• [Source material]:
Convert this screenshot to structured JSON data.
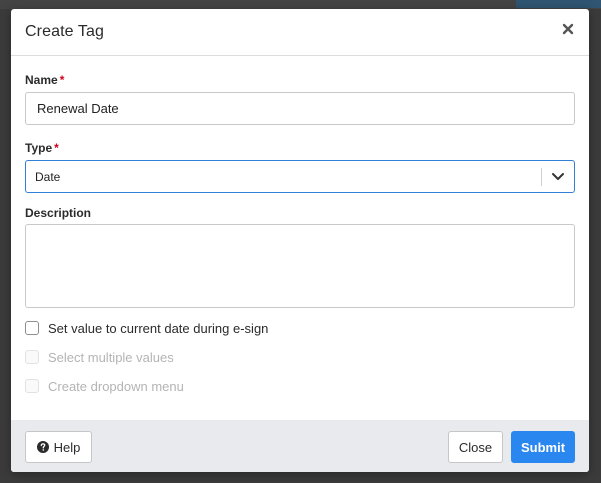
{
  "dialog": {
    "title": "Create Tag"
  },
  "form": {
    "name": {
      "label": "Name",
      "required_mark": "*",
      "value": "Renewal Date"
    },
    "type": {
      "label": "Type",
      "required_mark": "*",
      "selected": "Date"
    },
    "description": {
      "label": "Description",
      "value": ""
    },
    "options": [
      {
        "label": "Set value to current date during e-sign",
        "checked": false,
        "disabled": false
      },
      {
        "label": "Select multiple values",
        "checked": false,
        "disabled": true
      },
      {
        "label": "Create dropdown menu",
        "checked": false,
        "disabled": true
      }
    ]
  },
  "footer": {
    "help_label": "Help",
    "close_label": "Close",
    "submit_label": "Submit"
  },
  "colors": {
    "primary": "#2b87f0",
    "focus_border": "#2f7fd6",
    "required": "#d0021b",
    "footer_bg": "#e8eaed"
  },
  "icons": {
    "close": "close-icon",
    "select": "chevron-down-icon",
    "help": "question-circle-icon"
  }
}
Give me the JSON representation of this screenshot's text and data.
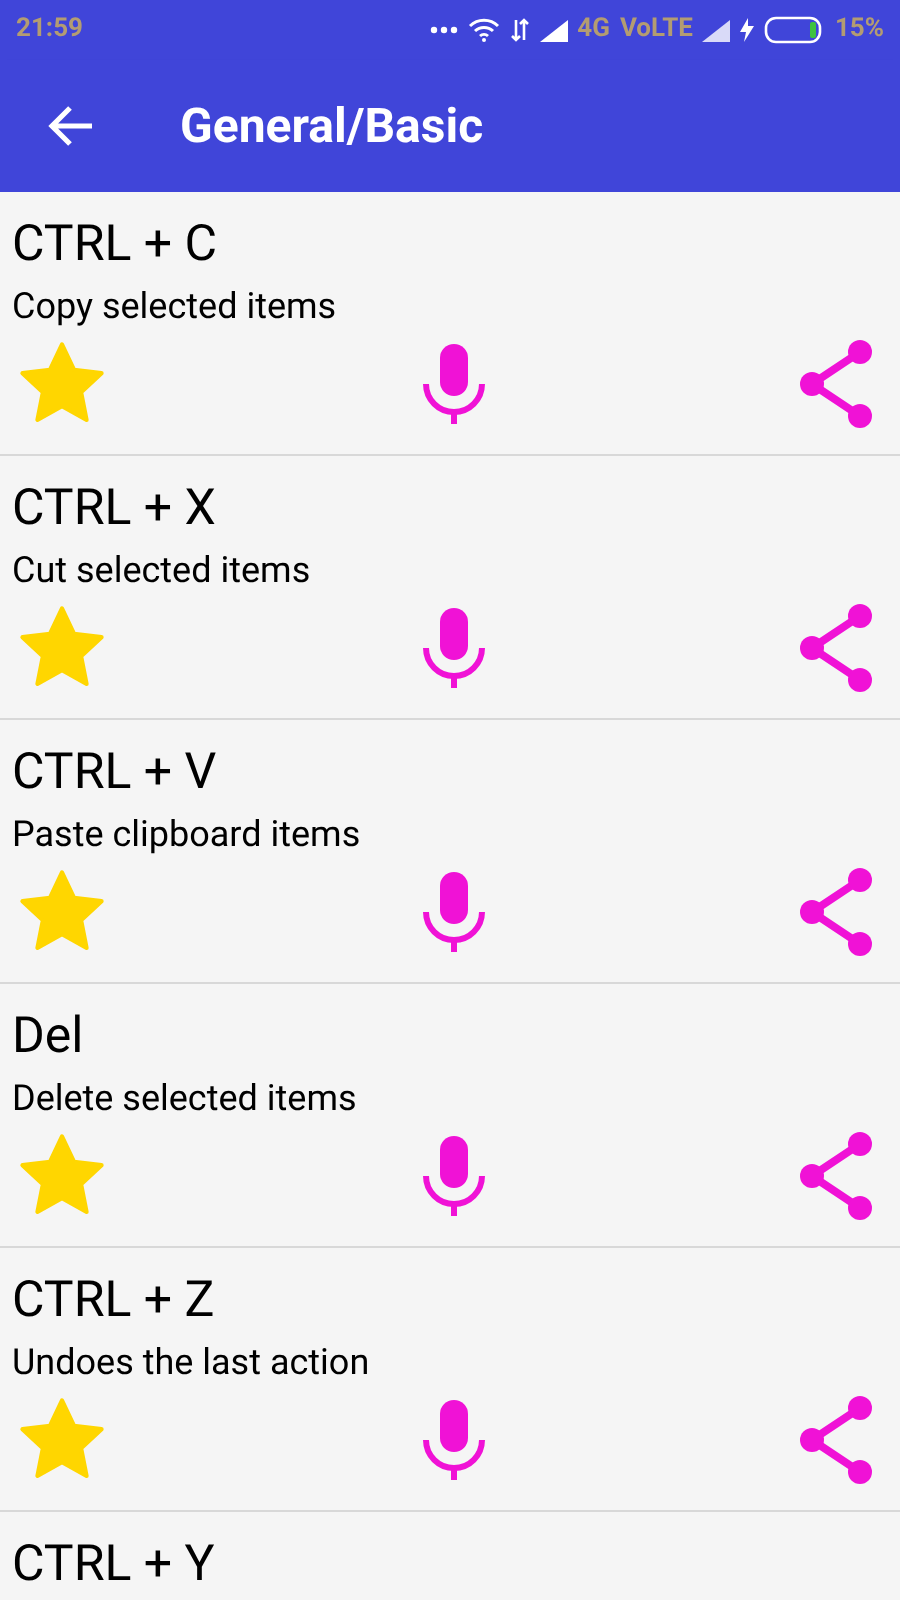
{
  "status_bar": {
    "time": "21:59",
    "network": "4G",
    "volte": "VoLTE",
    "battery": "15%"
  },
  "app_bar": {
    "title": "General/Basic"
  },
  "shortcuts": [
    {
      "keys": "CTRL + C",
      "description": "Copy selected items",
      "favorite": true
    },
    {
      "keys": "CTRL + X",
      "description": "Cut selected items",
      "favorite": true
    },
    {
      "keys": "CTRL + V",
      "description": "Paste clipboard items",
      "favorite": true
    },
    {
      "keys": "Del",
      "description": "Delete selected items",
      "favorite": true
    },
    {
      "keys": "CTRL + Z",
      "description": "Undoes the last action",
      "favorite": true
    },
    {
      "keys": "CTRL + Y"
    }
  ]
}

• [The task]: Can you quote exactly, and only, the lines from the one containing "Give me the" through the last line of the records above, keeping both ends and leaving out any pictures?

• [Task result]:
Give me the JSON representation of this screenshot's text and data.
{
  "status_bar": {
    "time": "21:59",
    "network": "4G",
    "volte": "VoLTE",
    "battery": "15%"
  },
  "app_bar": {
    "title": "General/Basic"
  },
  "shortcuts": [
    {
      "keys": "CTRL + C",
      "description": "Copy selected items",
      "favorite": true
    },
    {
      "keys": "CTRL + X",
      "description": "Cut selected items",
      "favorite": true
    },
    {
      "keys": "CTRL + V",
      "description": "Paste clipboard items",
      "favorite": true
    },
    {
      "keys": "Del",
      "description": "Delete selected items",
      "favorite": true
    },
    {
      "keys": "CTRL + Z",
      "description": "Undoes the last action",
      "favorite": true
    },
    {
      "keys": "CTRL + Y"
    }
  ]
}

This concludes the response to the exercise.